_THE DATA_
# # # # #

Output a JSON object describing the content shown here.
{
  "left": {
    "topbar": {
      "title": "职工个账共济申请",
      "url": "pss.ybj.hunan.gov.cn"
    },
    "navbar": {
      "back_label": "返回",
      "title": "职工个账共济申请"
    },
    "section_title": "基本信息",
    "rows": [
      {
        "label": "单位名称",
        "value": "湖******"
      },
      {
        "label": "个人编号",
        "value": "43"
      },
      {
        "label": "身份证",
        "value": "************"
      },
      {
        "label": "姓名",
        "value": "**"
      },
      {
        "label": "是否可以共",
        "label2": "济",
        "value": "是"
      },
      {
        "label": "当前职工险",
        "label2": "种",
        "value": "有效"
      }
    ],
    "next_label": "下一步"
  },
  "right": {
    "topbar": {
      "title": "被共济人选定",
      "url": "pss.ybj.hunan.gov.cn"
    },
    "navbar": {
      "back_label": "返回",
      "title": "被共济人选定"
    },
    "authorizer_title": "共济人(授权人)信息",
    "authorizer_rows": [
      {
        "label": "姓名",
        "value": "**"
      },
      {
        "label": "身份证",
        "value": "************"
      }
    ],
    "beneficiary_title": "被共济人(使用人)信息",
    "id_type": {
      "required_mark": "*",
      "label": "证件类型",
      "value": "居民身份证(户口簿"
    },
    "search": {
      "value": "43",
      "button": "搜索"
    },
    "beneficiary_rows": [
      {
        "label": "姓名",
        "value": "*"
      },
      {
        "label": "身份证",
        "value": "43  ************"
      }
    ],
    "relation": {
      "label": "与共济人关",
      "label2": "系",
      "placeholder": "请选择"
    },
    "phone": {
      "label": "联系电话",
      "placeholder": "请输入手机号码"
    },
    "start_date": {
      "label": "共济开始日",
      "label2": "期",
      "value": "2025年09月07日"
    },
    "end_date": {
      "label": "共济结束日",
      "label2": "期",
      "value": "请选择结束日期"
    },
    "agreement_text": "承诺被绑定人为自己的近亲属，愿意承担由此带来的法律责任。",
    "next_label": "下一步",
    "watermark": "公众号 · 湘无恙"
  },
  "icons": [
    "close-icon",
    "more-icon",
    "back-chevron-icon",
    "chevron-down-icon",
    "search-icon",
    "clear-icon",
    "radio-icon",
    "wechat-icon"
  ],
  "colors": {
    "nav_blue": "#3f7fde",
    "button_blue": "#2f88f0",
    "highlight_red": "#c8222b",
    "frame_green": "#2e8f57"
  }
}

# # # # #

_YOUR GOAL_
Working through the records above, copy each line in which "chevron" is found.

_ANSWER TO THE EXERCISE_
    "back-chevron-icon",
    "chevron-down-icon",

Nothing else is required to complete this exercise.